The southern hemisphere, at bottom, receives its illumination from sunlight that strikes the rings’ southern face and is reflected onto the planet. The northern hemisphere, at top, is lit by the feeble light that wends its way through countless ring particles to emerge on the rings’ north face.
Despite the dim lighting on the northern part of the planet, many cloud features can be seen there nevertheless.
This view was acquired from about 44 degrees above the ringplane. At bottom, the planet’s shadow stretches across the D and C rings.
Images taken using red, green and blue spectral filters were combined to create this natural color view. The images were obtained with the Cassini spacecraft wide-angle camera on April 23, 2007 at a distance of approximately 901,000 kilometers (560,000 miles) from Saturn. Image scale is 50 kilometers (31 miles) per pixel.
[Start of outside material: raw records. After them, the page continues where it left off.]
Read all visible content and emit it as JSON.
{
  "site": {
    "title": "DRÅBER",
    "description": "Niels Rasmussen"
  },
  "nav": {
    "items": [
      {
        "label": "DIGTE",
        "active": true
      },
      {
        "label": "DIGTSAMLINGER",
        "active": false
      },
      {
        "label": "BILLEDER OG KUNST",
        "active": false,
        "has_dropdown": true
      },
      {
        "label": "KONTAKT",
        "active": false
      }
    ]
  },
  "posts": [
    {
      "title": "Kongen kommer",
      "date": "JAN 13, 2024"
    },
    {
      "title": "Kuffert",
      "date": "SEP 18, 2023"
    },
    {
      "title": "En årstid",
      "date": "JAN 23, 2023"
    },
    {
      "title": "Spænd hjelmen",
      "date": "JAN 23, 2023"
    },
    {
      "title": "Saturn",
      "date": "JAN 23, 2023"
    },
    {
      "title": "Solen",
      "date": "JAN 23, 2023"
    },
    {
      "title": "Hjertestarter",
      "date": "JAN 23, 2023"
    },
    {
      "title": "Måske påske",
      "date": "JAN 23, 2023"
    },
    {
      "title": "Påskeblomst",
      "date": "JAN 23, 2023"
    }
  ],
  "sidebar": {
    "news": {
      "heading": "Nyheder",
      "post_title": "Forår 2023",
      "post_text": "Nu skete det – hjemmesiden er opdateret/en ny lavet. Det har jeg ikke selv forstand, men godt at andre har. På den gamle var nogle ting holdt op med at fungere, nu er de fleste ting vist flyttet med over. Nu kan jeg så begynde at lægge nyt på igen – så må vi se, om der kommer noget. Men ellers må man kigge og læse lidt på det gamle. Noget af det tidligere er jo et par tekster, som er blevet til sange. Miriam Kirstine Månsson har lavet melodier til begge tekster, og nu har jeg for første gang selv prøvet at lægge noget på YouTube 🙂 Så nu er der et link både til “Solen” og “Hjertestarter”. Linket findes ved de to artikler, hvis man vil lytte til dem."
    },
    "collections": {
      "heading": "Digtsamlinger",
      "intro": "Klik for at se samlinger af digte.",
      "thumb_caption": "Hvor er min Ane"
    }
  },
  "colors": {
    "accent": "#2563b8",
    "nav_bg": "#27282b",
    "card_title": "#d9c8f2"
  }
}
The Cassini-Huygens mission is a cooperative project of NASA, the European Space Agency and the Italian Space Agency. The Jet Propulsion Laboratory, a division of the California Institute of Technology in Pasadena, manages the mission for NASA’s Science Mission Directorate, Washington, D.C. The Cassini orbiter and its two onboard cameras were designed, developed and assembled at JPL. The imaging operations center is based at the Space Science Institute in Boulder, Colo.
Image Credit: NASA/JPL/Space Science Institute